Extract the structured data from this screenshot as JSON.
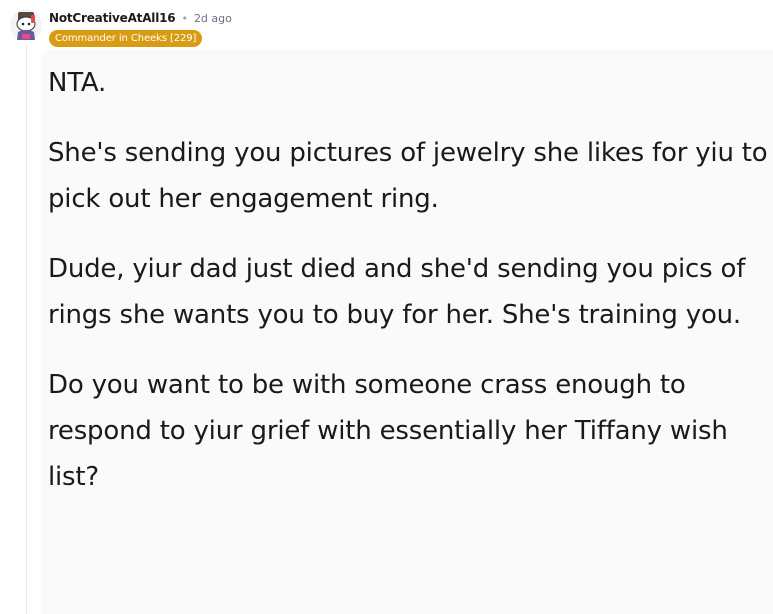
{
  "comment": {
    "author": "NotCreativeAtAll16",
    "separator": "•",
    "timestamp": "2d ago",
    "flair": "Commander in Cheeks [229]",
    "flair_color": "#d89b12",
    "avatar_icon": "snoo-avatar-icon",
    "paragraphs": [
      "NTA.",
      "She's sending you pictures of jewelry she likes for yiu to pick out her engagement ring.",
      "Dude, yiur dad just died and she'd sending you pics of rings she wants you to buy for her. She's training you.",
      "Do you want to be with someone crass enough to respond to yiur grief with essentially her Tiffany wish list?"
    ]
  }
}
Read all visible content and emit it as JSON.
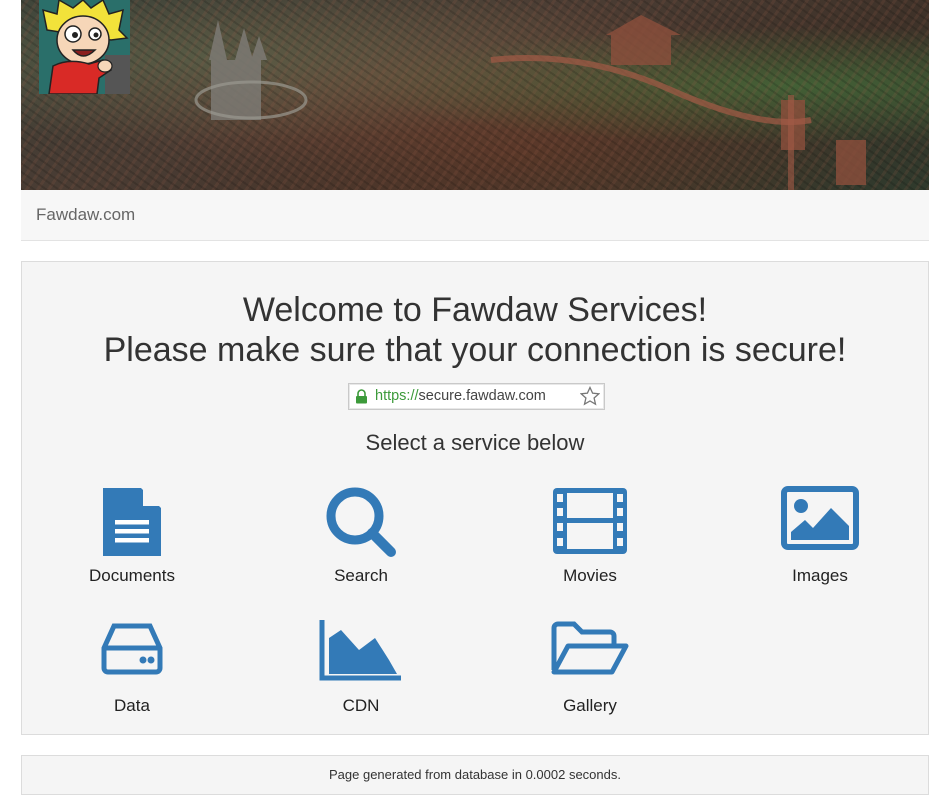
{
  "site": {
    "brand": "Fawdaw.com"
  },
  "welcome": {
    "line1": "Welcome to Fawdaw Services!",
    "line2": "Please make sure that your connection is secure!"
  },
  "address_bar": {
    "scheme": "https://",
    "host": "secure.fawdaw.com"
  },
  "select_prompt": "Select a service below",
  "services": [
    {
      "label": "Documents",
      "icon": "document-icon"
    },
    {
      "label": "Search",
      "icon": "search-icon"
    },
    {
      "label": "Movies",
      "icon": "film-icon"
    },
    {
      "label": "Images",
      "icon": "picture-icon"
    },
    {
      "label": "Data",
      "icon": "hard-drive-icon"
    },
    {
      "label": "CDN",
      "icon": "area-chart-icon"
    },
    {
      "label": "Gallery",
      "icon": "folder-open-icon"
    }
  ],
  "footer": {
    "text": "Page generated from database in 0.0002 seconds."
  },
  "colors": {
    "icon": "#337ab7",
    "panel": "#f5f5f5",
    "secure_green": "#3c9a3a"
  }
}
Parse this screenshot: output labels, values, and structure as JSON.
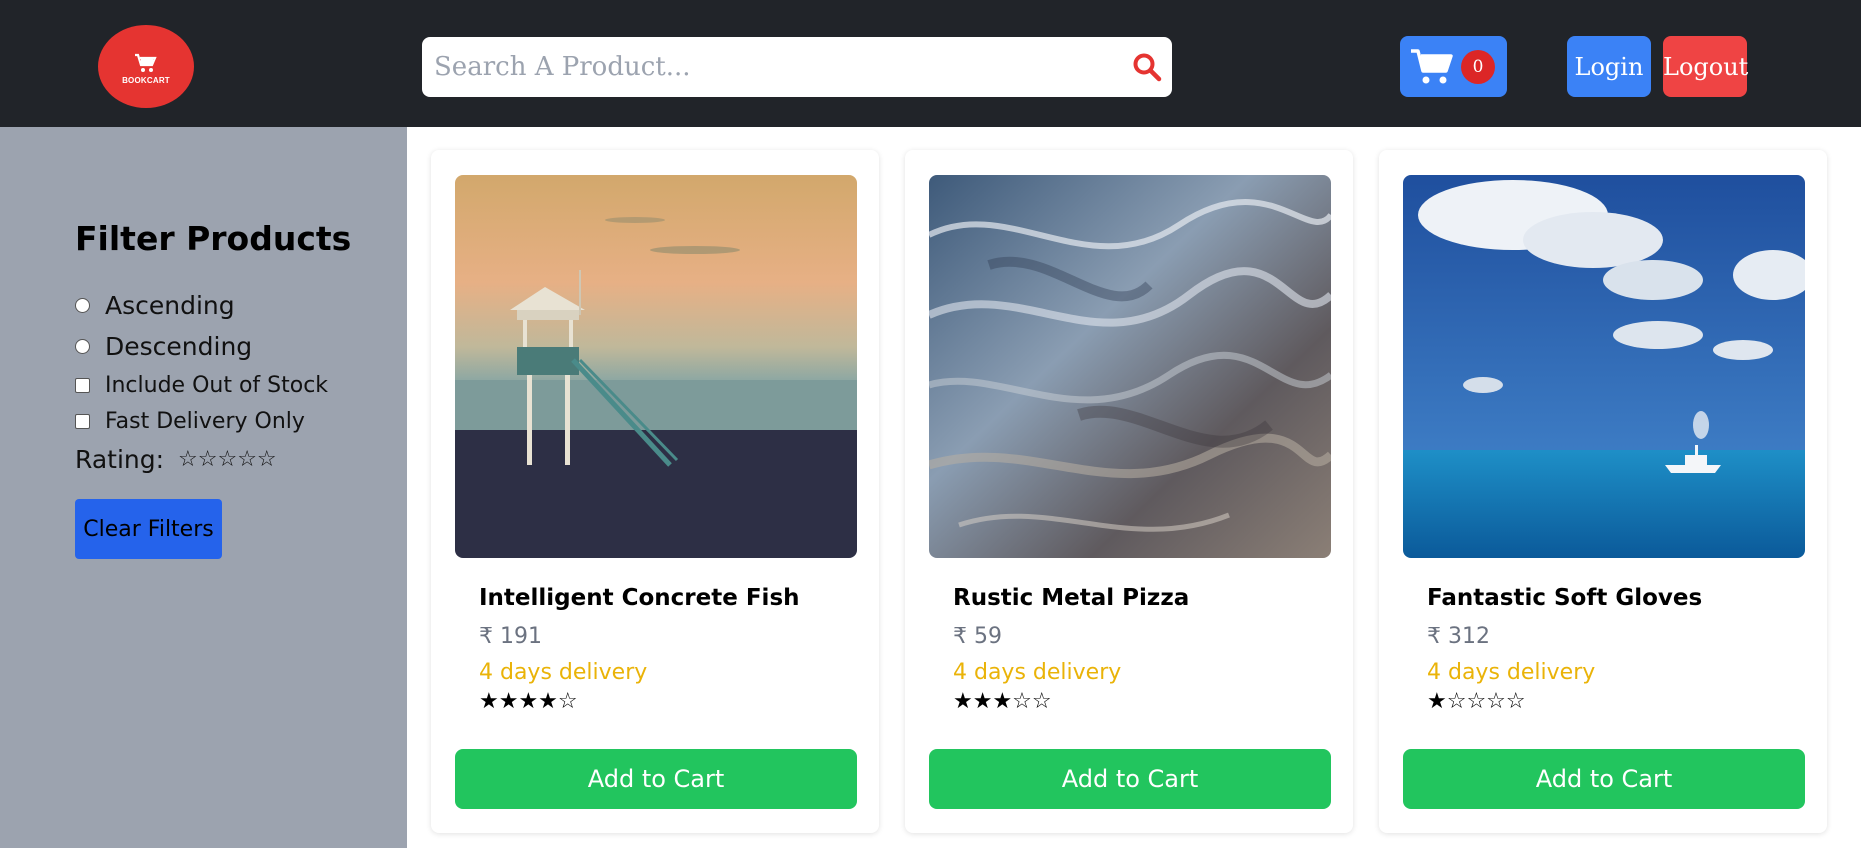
{
  "header": {
    "logo_text": "BOOKCART",
    "search_placeholder": "Search A Product...",
    "cart_count": "0",
    "login_label": "Login",
    "logout_label": "Logout",
    "colors": {
      "bg": "#212429",
      "logo": "#e53431",
      "cart": "#3b82f6",
      "login": "#3b82f6",
      "logout": "#ef4444"
    }
  },
  "sidebar": {
    "title": "Filter Products",
    "sort_options": [
      {
        "label": "Ascending",
        "checked": false
      },
      {
        "label": "Descending",
        "checked": false
      }
    ],
    "checkboxes": [
      {
        "label": "Include Out of Stock",
        "checked": false
      },
      {
        "label": "Fast Delivery Only",
        "checked": false
      }
    ],
    "rating_label": "Rating:",
    "rating_stars": "☆☆☆☆☆",
    "rating_value": 0,
    "clear_label": "Clear Filters"
  },
  "products": [
    {
      "name": "Intelligent Concrete Fish",
      "price": "₹ 191",
      "delivery": "4 days delivery",
      "rating": 4,
      "stars": "★★★★☆",
      "button": "Add to Cart",
      "image": "lifeguard-tower-beach"
    },
    {
      "name": "Rustic Metal Pizza",
      "price": "₹ 59",
      "delivery": "4 days delivery",
      "rating": 3,
      "stars": "★★★☆☆",
      "button": "Add to Cart",
      "image": "abstract-water-texture"
    },
    {
      "name": "Fantastic Soft Gloves",
      "price": "₹ 312",
      "delivery": "4 days delivery",
      "rating": 1,
      "stars": "★☆☆☆☆",
      "button": "Add to Cart",
      "image": "boat-on-sea-clouds"
    }
  ]
}
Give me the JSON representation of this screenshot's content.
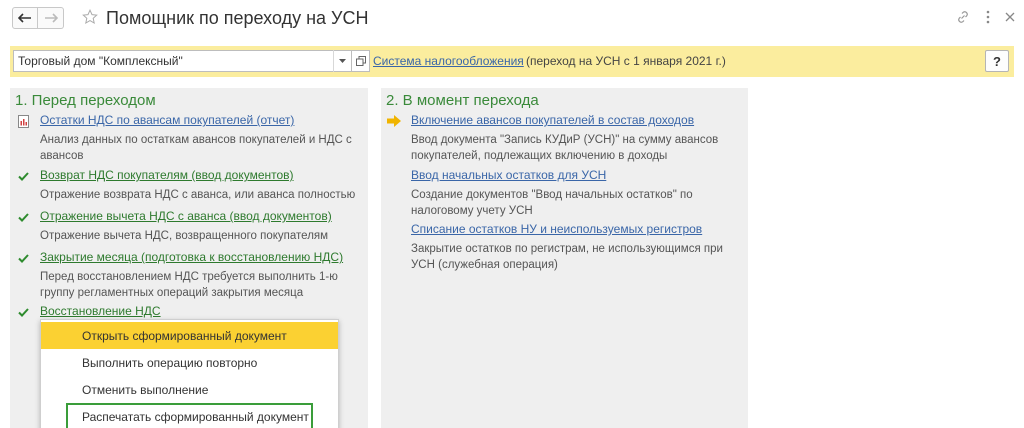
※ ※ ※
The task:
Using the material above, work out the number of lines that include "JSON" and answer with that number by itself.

The completed task:
4